Problem to work on →
Find the lines of data that contain the string "card", then list them.

Exercise materials →
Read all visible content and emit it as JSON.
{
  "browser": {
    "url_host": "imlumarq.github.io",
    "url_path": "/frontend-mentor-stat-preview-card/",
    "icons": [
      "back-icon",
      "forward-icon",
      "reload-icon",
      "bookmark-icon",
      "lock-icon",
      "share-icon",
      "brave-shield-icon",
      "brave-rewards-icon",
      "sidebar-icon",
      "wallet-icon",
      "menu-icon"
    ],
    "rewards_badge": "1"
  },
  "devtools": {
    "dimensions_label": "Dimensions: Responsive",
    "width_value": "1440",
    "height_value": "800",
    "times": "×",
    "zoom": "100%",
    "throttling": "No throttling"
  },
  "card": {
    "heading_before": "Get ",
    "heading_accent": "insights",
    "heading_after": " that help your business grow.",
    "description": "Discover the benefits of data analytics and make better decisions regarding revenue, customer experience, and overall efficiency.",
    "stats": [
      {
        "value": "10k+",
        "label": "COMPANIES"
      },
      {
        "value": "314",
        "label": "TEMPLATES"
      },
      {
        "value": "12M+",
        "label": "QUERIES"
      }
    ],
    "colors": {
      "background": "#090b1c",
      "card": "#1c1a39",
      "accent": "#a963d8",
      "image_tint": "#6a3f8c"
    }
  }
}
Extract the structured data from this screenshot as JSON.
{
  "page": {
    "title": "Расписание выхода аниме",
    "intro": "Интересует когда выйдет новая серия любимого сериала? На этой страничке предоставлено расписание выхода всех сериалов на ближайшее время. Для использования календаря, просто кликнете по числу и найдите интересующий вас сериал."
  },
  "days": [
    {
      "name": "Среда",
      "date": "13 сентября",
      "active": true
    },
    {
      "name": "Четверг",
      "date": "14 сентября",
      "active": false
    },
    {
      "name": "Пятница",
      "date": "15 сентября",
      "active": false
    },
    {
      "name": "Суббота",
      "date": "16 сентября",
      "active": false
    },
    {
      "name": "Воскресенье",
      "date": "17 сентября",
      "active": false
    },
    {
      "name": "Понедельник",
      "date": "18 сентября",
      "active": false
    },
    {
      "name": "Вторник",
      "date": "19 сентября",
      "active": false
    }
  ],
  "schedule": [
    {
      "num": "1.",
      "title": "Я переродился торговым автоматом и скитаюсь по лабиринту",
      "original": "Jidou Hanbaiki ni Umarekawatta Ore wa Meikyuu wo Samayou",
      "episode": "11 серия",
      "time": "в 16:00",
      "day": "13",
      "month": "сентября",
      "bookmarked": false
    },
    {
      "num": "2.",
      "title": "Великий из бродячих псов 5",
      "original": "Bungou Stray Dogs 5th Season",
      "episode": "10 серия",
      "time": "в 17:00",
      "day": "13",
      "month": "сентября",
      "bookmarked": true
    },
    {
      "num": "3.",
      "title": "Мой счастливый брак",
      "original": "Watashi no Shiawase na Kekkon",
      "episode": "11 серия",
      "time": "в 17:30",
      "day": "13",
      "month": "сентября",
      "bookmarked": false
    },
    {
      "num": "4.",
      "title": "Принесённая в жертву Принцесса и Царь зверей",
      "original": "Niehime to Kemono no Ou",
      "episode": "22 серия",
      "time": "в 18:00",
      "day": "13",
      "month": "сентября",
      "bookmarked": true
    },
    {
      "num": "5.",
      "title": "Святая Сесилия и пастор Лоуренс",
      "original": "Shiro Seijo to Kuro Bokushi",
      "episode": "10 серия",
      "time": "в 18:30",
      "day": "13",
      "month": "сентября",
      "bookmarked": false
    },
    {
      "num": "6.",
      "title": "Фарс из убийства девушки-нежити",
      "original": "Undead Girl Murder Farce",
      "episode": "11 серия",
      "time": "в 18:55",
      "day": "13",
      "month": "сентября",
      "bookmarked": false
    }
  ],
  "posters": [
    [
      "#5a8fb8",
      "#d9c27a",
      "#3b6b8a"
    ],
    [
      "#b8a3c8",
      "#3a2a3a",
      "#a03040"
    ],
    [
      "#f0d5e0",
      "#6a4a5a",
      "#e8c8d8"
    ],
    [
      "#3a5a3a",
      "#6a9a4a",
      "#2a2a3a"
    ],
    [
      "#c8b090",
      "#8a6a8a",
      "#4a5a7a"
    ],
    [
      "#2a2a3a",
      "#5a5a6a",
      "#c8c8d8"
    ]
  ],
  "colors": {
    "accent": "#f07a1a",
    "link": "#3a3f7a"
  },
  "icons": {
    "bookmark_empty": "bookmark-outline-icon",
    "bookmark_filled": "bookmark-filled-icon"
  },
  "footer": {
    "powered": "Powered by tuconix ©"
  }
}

Completed exercise →
    "url_path": "/frontend-mentor-stat-preview-card/",
  "card": {
      "card": "#1c1a39",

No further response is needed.